[Problem details]:
In the material below, find each line with the string "level" and copy it.

[Information]:
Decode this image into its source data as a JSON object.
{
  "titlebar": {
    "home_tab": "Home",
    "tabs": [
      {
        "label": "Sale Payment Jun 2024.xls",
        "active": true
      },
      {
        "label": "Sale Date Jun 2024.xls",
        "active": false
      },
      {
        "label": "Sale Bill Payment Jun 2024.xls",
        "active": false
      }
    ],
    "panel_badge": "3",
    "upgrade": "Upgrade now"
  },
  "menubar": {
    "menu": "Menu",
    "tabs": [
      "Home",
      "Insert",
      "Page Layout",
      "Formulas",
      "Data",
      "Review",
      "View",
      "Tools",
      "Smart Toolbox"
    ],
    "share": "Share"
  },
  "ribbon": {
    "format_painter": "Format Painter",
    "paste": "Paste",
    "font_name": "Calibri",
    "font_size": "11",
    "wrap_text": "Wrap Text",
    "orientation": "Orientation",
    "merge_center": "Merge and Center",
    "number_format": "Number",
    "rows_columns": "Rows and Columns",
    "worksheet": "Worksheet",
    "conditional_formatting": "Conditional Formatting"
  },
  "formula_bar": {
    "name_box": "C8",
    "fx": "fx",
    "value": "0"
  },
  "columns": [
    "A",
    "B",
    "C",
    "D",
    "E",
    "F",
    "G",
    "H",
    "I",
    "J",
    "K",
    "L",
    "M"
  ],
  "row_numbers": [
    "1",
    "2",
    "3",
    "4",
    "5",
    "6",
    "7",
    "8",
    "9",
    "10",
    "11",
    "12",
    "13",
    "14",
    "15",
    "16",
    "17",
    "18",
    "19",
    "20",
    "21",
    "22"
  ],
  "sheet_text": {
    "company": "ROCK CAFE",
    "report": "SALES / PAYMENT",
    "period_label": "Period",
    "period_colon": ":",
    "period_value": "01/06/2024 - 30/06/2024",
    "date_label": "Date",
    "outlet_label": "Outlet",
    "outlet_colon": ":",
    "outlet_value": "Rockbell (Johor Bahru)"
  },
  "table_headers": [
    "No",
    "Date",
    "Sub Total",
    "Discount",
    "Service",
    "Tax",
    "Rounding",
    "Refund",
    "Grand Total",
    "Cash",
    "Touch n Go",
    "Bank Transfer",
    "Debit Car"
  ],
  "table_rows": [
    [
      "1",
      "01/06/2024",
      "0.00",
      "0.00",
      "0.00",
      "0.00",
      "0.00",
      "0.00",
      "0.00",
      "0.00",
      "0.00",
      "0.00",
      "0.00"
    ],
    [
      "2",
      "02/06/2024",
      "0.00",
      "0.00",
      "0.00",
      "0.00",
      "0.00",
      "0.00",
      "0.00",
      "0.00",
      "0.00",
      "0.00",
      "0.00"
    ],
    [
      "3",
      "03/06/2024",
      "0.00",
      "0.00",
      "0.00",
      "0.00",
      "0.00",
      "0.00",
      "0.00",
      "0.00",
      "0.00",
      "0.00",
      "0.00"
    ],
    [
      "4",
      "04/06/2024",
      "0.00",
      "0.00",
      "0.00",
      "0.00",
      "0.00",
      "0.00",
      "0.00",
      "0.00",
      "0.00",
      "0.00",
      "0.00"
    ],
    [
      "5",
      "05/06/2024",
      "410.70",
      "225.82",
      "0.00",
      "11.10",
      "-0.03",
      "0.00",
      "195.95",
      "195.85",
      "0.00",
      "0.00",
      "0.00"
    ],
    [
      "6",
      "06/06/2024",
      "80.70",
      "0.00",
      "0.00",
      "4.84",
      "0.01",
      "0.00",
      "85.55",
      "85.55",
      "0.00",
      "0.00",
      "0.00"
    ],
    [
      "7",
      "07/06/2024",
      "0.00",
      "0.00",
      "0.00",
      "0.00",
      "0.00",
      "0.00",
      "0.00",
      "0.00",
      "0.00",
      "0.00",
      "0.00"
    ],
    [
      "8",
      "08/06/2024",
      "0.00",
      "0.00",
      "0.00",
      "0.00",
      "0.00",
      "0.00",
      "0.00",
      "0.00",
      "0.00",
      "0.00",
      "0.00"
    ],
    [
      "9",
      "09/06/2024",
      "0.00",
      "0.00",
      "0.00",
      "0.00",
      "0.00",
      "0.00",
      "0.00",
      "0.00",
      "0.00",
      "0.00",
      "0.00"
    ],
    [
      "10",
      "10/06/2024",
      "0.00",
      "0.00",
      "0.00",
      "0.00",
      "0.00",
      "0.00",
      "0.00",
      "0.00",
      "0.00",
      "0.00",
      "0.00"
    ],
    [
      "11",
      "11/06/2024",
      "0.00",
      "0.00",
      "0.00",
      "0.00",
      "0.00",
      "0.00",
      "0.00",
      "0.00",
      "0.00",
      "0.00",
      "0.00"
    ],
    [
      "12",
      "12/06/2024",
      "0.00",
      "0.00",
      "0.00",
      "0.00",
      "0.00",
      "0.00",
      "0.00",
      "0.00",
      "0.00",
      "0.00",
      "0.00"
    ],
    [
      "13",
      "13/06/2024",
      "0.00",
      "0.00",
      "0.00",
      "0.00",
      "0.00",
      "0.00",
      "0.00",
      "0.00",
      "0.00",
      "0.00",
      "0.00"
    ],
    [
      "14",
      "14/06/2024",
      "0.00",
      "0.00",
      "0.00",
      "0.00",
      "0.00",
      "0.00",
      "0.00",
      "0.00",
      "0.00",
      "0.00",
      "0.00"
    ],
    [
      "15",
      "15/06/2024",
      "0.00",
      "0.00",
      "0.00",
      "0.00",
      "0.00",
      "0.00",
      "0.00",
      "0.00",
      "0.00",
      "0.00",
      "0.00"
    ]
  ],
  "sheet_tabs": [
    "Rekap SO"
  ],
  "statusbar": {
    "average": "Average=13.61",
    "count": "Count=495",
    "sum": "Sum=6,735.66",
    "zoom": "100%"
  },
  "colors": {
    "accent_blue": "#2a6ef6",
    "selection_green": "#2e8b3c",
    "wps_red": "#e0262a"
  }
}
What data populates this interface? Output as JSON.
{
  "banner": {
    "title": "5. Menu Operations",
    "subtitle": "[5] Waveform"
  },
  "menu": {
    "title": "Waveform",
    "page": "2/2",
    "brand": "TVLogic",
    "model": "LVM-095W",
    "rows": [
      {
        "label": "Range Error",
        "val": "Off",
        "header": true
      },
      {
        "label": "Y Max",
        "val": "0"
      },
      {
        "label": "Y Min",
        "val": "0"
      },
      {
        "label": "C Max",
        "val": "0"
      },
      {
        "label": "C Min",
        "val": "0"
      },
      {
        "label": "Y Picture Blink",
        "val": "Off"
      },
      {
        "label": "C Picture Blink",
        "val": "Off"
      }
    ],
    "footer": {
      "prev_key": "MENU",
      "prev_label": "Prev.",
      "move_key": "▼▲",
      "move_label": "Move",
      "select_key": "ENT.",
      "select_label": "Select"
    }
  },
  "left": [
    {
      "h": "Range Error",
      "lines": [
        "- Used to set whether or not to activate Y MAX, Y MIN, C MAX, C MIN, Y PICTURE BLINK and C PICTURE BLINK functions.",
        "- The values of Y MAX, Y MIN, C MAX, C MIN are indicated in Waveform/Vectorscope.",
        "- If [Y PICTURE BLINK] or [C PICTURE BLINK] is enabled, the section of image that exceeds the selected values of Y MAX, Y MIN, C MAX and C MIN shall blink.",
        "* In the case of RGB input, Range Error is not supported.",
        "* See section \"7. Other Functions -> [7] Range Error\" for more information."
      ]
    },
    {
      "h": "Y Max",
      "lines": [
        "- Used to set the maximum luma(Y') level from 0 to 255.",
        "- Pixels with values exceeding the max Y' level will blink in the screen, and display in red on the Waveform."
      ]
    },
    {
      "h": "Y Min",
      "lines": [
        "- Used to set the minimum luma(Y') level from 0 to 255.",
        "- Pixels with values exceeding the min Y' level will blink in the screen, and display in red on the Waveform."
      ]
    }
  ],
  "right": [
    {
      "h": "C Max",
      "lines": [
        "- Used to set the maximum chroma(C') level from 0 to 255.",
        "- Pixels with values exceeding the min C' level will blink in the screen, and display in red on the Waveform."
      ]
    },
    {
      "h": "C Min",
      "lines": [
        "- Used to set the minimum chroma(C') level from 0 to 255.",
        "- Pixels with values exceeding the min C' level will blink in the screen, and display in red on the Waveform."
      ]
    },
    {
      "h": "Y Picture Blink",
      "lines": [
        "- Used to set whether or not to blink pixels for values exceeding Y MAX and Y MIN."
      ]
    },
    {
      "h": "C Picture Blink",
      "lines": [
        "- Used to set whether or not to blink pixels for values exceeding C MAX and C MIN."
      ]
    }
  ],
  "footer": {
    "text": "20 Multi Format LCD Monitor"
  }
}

[Answer box]:
        "- Used to set the maximum luma(Y') level from 0 to 255.",
        "- Pixels with values exceeding the max Y' level will blink in the screen, and display in red on the Waveform."
        "- Used to set the minimum luma(Y') level from 0 to 255.",
        "- Pixels with values exceeding the min Y' level will blink in the screen, and display in red on the Waveform."
        "- Used to set the maximum chroma(C') level from 0 to 255.",
        "- Pixels with values exceeding the min C' level will blink in the screen, and display in red on the Waveform."
        "- Used to set the minimum chroma(C') level from 0 to 255.",
        "- Pixels with values exceeding the min C' level will blink in the screen, and display in red on the Waveform."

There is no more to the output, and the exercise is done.